> [GIVEN RECORDS]:
::::

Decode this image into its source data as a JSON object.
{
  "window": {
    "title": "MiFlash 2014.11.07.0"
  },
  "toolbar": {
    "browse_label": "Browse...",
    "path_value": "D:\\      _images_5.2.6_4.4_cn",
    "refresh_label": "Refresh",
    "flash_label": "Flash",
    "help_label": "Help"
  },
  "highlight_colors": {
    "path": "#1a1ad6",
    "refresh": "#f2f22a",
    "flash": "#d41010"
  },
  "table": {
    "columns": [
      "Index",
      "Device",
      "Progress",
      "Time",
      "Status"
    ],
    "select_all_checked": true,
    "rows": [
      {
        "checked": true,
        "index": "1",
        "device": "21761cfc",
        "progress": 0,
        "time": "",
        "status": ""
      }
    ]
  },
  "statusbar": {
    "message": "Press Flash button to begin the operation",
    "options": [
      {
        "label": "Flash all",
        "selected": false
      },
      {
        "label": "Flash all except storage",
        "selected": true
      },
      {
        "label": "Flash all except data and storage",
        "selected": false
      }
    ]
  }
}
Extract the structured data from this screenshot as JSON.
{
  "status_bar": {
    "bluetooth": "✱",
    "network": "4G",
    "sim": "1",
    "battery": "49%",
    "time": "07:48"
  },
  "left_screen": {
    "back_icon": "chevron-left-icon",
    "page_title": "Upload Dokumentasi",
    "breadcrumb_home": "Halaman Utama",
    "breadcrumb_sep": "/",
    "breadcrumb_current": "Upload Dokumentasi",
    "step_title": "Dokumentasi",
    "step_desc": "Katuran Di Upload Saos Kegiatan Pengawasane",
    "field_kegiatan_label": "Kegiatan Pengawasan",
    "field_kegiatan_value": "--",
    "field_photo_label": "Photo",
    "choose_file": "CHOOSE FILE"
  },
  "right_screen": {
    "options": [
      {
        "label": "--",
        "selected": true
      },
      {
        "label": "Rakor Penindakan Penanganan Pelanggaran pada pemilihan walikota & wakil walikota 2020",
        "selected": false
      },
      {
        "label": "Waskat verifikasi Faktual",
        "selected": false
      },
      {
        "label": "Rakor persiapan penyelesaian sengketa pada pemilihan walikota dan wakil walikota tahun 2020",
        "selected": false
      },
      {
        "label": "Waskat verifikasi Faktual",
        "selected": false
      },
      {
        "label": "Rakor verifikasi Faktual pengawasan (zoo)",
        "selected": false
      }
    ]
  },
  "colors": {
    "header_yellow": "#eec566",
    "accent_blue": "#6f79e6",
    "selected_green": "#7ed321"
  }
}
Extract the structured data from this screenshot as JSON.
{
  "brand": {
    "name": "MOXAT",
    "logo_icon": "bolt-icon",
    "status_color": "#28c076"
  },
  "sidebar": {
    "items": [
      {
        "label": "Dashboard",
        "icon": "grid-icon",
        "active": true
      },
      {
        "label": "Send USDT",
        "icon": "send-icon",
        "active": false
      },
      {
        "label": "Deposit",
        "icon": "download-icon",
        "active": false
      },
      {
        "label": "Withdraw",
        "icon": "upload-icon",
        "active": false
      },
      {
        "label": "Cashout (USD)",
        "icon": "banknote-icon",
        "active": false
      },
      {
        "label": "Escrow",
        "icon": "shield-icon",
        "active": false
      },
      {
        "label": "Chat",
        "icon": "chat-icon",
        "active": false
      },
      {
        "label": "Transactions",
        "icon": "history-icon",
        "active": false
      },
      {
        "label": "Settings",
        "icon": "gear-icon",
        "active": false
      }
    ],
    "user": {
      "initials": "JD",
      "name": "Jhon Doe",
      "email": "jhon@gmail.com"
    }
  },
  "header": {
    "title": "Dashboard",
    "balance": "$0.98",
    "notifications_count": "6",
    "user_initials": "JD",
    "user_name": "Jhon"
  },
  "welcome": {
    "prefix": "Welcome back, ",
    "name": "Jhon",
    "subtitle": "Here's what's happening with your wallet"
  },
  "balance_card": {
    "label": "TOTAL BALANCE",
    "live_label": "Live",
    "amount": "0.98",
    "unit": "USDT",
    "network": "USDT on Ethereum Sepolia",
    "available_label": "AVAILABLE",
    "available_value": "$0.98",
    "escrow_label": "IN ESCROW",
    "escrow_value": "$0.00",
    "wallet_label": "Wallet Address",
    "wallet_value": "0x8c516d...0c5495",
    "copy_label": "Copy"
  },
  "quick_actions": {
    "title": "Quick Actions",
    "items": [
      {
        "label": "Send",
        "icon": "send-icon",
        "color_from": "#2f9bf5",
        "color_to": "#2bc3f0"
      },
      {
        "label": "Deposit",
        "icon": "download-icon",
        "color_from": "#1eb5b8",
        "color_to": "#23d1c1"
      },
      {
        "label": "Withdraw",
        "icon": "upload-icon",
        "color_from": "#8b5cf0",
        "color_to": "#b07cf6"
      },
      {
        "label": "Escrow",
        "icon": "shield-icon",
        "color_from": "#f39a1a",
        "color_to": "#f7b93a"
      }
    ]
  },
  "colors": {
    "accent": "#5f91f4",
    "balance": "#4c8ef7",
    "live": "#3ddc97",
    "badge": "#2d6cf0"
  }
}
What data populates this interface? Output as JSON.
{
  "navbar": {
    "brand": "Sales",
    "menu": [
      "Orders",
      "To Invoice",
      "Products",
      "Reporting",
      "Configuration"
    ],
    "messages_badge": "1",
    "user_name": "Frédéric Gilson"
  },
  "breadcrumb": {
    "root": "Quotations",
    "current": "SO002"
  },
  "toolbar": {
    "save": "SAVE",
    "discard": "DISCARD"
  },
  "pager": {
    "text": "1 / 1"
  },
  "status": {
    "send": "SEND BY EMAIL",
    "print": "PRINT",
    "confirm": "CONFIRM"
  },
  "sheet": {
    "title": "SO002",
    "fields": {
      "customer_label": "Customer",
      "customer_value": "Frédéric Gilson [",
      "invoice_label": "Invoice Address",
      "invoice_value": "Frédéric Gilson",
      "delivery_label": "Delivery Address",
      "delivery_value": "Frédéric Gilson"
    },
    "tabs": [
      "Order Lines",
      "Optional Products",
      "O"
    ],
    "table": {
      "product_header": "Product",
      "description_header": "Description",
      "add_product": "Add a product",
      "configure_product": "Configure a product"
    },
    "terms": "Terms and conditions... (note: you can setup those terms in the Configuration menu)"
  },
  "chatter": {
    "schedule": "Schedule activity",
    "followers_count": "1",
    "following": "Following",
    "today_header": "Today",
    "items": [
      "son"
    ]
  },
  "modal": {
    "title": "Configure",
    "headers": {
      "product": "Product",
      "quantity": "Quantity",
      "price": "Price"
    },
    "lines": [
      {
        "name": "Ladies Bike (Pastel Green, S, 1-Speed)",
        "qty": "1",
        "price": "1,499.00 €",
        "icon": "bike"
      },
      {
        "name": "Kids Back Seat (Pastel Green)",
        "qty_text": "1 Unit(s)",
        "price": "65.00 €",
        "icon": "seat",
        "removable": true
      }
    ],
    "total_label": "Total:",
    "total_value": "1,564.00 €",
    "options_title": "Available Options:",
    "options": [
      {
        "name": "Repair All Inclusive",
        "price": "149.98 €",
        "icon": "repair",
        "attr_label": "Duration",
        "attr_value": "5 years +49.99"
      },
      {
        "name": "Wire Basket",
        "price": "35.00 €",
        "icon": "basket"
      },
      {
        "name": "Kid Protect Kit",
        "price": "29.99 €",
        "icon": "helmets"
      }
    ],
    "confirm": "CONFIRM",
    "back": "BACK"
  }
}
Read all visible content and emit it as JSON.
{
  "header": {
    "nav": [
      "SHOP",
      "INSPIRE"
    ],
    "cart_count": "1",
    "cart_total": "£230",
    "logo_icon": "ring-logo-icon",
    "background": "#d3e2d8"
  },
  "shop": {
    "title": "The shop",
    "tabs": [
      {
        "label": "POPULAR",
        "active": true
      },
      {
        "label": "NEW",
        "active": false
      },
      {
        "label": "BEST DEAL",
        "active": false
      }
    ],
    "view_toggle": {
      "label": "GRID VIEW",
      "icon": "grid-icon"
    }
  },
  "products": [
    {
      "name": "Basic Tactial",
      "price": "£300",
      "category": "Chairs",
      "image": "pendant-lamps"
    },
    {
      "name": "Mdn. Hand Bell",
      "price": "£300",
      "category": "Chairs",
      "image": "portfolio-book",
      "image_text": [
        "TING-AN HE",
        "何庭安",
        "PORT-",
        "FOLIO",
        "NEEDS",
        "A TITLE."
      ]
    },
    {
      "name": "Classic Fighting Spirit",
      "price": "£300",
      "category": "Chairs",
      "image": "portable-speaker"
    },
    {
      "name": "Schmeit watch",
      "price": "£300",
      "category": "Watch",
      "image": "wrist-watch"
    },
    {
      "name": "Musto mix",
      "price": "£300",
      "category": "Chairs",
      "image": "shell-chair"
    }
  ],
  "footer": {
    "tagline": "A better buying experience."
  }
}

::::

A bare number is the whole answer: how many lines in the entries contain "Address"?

3